What’s a debt consolidation loan and how does it work?

Debt Consolidation | Guide

A debt consolidation loan could help you if you’re finding the cost of your debt repayments a problem but feel you could get them under control if you could simplify the whole process by making just one payment each month.

Debt consolidation may also be an option to reduce the interest rate you pay or to give you a final date when you know all your debts will be repaid.

If you’re considering a debt consolidation loan because you are struggling to meet your current debt repayments, another solution could be more suitable – speak to a debt expert about your situation and they’ll be able to advise on your individual circumstances.

A debt consolidation loan allows you to use new credit to pay off existing credit. So, if you’re currently paying a number of lenders each month, you could take out a debt consolidation loan, pay off your existing debt with it, and then make just one manageable payment per month towards the new loan.

If you choose to repay this new loan over a longer period of time, your monthly payments should be less than you currently pay each month, so you should find them more affordable. However, because you will be paying interest for longer, this can increase the total amount you’ll pay overall.

Which types of debts can I consolidate?

With a debt consolidation loan you can technically consolidate any kind of debt - both secured and unsecured. There are a few things to consider, though, which we’ll cover below.

What do I need to consider?

Debt consolidation loans can be useful in some situations, but can include extra costs, which is why it’s best to make sure you understand the true cost of any loan or speak to an expert about your individual circumstances to make sure it’s the right option for you.

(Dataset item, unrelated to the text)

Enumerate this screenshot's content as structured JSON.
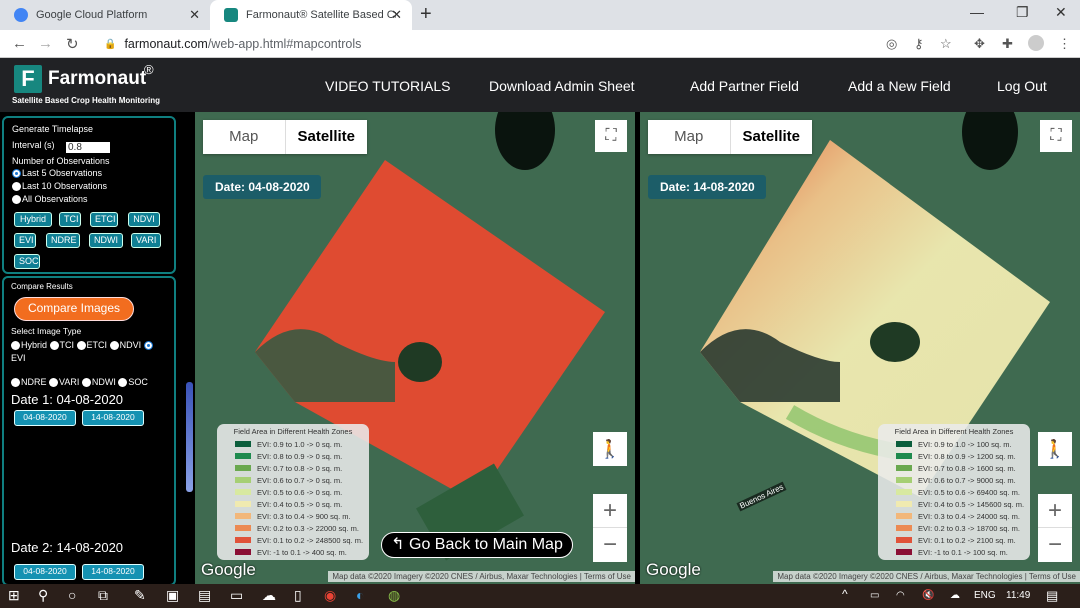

When taking out a debt consolidation loan, you need to be sure that you can realistically afford to make the new payments, otherwise it won’t help you. This is particularly important if you’re looking at a loan that’s secured against your property, as if you do not keep up the repayments, it could be repossessed and you could lose your home.

If your credit rating is poor, you may not be eligible to take out a loan, or you may be offered one with a higher interest rate, meaning you could end up paying significantly more overall.

You may also be tempted not to include debts with a lower interest rate than the debt consolidation loan. However, the idea of a debt consolidation loan is to simplify and help you to manage your payments each month, so by not including these debts, you may not actually be helping your situation and the loan may become unaffordable if you still have other lenders to pay. It’s also good to be aware of any early repayments charges too, which you’ll sometimes have to pay if you want to repay some forms of credit back before the end of its original term.

You need to be sure not to borrow more than you need, as if you do, you’ll just be adding to the amount that you already owe. You also need to make sure that once you’ve paid off your existing debts with the debt consolidation loan that you don’t borrow more money, or use credit or store cards, for example, as the credit becomes available to you again.

Next: Do I qualify for a debt consolidation loan?

Back to top

Did you find this useful? Share it with others!

Further advice & support...